Topic: College of Sciences and Humanities
June 22, 2015
Psychology student Sarah Ashcraft got the chance to meet Katie Couric after Ashcraft was named a finalist for the Dream Award, a Scholarship America program seeded by the journalist.
When Sarah Ashcraft, '17, applied for the Dream Award her freshman year, she never expected it would lead to a moment she'd be taking selfies with journalist Katie Couric.
"At the time, I had no idea Katie was involved with the scholarship," the psychology major said. "I didn't find out until months later, when I learned I was a finalist and got this email telling me I was going to be on her talk show."
During a spring 2014 taping of "Katie," Ashcraft and 11 other student finalists seated onstage were shocked to discover they would all receive the Dream Award and that Couric had played a major role in its creation.
With proceeds from her book The Best Advice I Ever Got, the television journalist provided national nonprofit organization Scholarship America a $350,000 seed donation for the renewable scholarship program to help students with financial needs complete college. Ashcraft received a renewable $11,000 award, which increases $1,000 annually as she works toward earning her bachelor's degree.
"It's just unbelievable Katie did that," Ashcraft said. "And even more unbelievable I won."
'My grades never suffered'
Ashcraft said the Dream Award is helping her rethink her goals as a student at Ball State.
"Before, as much as I wanted to study abroad, I didn't think it would be possible," she said. "Now, because of the scholarship, I'll spend spring semester of my junior year in Europe."
Watch Sarah Ashcraft tell her story about her childhood and winning the Dream Award.
To apply for the Dream Award, Ashcraft had to write an essay about the obstacles she faced getting to college. Coping with drug and alcohol addiction within her family, Ashcraft was raised by her maternal grandmother. Staying focused in school was a challenge for the Dyer, Indiana, native.
"But my grades never suffered," she said. "If anything, I used my circumstances to encourage me to do better in everything I wanted."
Ashcraft and fellow inaugural Dream Award recipients attended a Scholarship America-sponsored dinner May 21 at the National Press Club in Washington, D.C., where her story was shared a second time. The event was an opportunity for the nonprofit to thank its donors, including Couric.
"They played this video, and it came to my story, and I looked out in the audience to see all these grown men crying and so I started crying, too," Ashcraft said. "Katie read from her book and gave us all hugs and took selfies with us, wanting to know what we had been doing since we'd been on her show.
"That night I felt like a celebrity, like I was living in a dream."
'A lot of doors opened for me'
During her whirlwind visit to the nation’s capital, Ashcraft was invited by Scholarship America to meet with policy makers at the White House.
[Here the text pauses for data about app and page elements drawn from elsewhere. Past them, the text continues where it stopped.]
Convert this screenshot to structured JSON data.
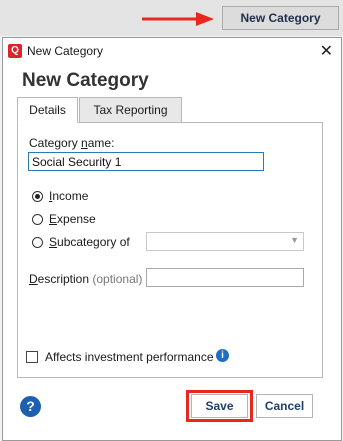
{
  "background": {
    "new_category_button_label": "New Category"
  },
  "dialog": {
    "window_title": "New Category",
    "heading": "New Category",
    "tabs": [
      {
        "label": "Details",
        "active": true
      },
      {
        "label": "Tax Reporting",
        "active": false
      }
    ],
    "category_name": {
      "label_pre": "Category ",
      "label_underlined": "n",
      "label_post": "ame:",
      "value": "Social Security 1"
    },
    "radios": [
      {
        "u": "I",
        "rest": "ncome",
        "checked": true
      },
      {
        "u": "E",
        "rest": "xpense",
        "checked": false
      },
      {
        "u": "S",
        "rest": "ubcategory of",
        "checked": false
      }
    ],
    "subcategory_value": "",
    "description": {
      "u": "D",
      "rest": "escription",
      "optional": "(optional)",
      "value": ""
    },
    "affects_investment_label": "Affects investment performance",
    "affects_investment_checked": false,
    "save_label": "Save",
    "cancel_label": "Cancel"
  },
  "colors": {
    "annotation_red": "#e8281e",
    "accent_blue": "#1e6fc2",
    "app_icon_red": "#d9262c"
  },
  "icons": {
    "app": "quicken-q-icon",
    "close": "close-icon",
    "info": "info-icon",
    "help": "help-icon",
    "dropdown": "chevron-down-icon",
    "annotation": "red-arrow-icon"
  }
}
She and other Dream Award winners toured the Capitol, dropped in on members of the House and Senate and ate lunch at the congressional cafeteria.
For the Dream Award, Sarah Ashcraft submitted the essay "Unusual Circumstances."
Read the essay.
"I want to be a school psychologist after I graduate as well as an activist for education, so to get to do some of that with all these powerful people in the room was so awesome," Ashcraft said. "I felt like a lot of doors opened for me on this trip."
Kim Taylor, an instructor of psychological science at Ball State, said Ashcraft's selection for the Dream Award is no surprise.
"Sarah's that rare type of student who, no matter what she encounters, she's going to be successful because she's that determined," Taylor said. "She told me once she never wanted to be someone who was trapped or defined by life's circumstances.
"By winning this award, she's shown everyone the past doesn't have to dictate a person's future."